  5. ^ Aron, Paul; Gotovich, José (2008). Dictionnaire de la seconde guerre mondiale en Belgique. Bruxelles: André Versaille. ISBN 9782874950018.
  6. ^ Todd May (11 September 2014). Emerging Trends in Continental Philosophy. Routledge. p. 114. ISBN 978-1317546788.
  7. ^ "Northwestern Nobels: Northwestern Magazine – Northwestern University". www.northwestern.edu. Retrieved 5 January 2021.[permanent dead link]
  8. ^ "Nobel Prize-winning physical chemist dies in Brussels at age 86". Utexas.edu. 28 May 2003. Archived from the original on 2 October 2012. Retrieved 19 December 2012.
  9. ^ "History – International Academy of Science, Munich". www.ias-icsd.org. Retrieved 30 March 2018.
  10. ^ International Council for Scientific Development. Presidium. ias-icsd.org
  11. ^ "Heriot-Watt University Edinburgh: Honorary Graduates". www1.hw.ac.uk. Archived from the original on 18 April 2016. Retrieved 5 April 2016.
  12. ^ Ilya Prigogine. (2003). Curriculum Vitae of Ilya Prigogine In Is future given. World Scientific.
  13. ^ "Notable Signers". Humanism and Its Aspirations. American Humanist Association. Archived from the original on 5 October 2012. Retrieved 4 October 2012.

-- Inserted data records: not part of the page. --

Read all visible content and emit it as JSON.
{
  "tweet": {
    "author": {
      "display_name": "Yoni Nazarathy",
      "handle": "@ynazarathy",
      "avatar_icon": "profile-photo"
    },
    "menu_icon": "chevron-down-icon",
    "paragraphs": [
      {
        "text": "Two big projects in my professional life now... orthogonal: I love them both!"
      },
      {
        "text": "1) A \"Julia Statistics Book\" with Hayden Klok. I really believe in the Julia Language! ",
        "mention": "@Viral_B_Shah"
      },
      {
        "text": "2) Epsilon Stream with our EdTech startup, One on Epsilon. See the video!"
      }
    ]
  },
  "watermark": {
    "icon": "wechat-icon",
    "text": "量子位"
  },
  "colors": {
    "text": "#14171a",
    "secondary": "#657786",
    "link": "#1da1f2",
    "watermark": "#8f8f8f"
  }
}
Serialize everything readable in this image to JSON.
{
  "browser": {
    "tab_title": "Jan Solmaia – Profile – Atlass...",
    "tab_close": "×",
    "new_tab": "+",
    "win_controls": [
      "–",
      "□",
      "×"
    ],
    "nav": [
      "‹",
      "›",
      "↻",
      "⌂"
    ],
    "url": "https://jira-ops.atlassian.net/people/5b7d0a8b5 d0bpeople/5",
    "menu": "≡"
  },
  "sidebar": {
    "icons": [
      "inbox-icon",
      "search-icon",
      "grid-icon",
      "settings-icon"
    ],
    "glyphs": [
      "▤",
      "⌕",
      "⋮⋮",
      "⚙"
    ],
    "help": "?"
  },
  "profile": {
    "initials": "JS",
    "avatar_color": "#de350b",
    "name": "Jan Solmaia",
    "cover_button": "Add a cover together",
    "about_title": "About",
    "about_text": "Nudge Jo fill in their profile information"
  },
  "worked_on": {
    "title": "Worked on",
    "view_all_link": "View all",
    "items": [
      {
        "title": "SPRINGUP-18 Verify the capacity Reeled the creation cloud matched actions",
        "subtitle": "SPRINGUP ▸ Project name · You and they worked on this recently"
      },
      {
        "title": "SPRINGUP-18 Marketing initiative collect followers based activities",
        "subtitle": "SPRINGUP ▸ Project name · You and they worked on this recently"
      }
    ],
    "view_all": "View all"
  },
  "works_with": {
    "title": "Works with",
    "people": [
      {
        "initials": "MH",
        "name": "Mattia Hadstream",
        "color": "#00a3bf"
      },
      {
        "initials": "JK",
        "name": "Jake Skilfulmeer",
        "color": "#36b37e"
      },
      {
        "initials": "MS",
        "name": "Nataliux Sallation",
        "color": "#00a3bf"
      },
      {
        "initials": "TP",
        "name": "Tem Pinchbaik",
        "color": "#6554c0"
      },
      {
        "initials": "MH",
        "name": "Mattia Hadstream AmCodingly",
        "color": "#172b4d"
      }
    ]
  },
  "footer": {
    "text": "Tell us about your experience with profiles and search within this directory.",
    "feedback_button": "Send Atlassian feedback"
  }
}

  14. ^ P. T. Macklem (3 April 2008). "Emergent phenomena and the secrets of life". Journal of Applied Physiology. 104 (6): 1844–1846. doi:10.1152/japplphysiol.00942.2007. PMID 18202170.
  15. ^ I. Prigogine, Introduction to Thermodynamics of Irreversible Processes, Charles C. Thomas Publisher, Springfield, Illinois, 1955
  16. ^ Gregg Jaeger: Quantum Information: An Overview, Springer, 2007, ISBN 978-0-387-35725-6, Chapter B.3 "Lioville space and open quantum systems", p. 248
  17. ^ T. Sida, K. Saitô, Si Si (eds.): Quantum Information and Complexity: Proceedings of the Meijo Winter School, 6–10 January 2003, World Scientific Publishing, 2004, ISBN 978-981-256-047-6, p. 62
  18. ^ T. Petrosky; I. Prigogine (1997). "The Liouville Space Extension of Quantum Mechanics". Adv. Chem. Phys. Advances in Chemical Physics. 99: 1–120. doi:10.1002/9780470141588.ch1. ISBN 978-0-470-14158-8.
  19. ^ Prigogine & Stengers (1997), p. 19–20.
  20. ^ Landshoff, R. (1963). "review of Non-Equilibrium Statistical Mechanics by I. Prigogine". Physics Today. 16 (9): 76–78. Bibcode:1963PhT....16i..76P. doi:10.1063/1.3051153. p. 78
  21. ^ Hiebert, Erwin N. (1982). "review of From Being to Becoming: Time and Complexity in the Physical Sciences by Ilya Prigogine". Physics Today. 35 (1): 69–70. Bibcode:1982PhT....35a..69P. doi:10.1063/1.2890013. p. 70
  22. ^ Carruthers, Peter (1990). "review of Exploring Complexity: An Introduction by Grégoire Nicolis and Ilya Prigogine". Physics Today. 43 (10): 96–97. Bibcode:1990PhT....43j..96N. doi:10.1063/1.2810725.

Further reading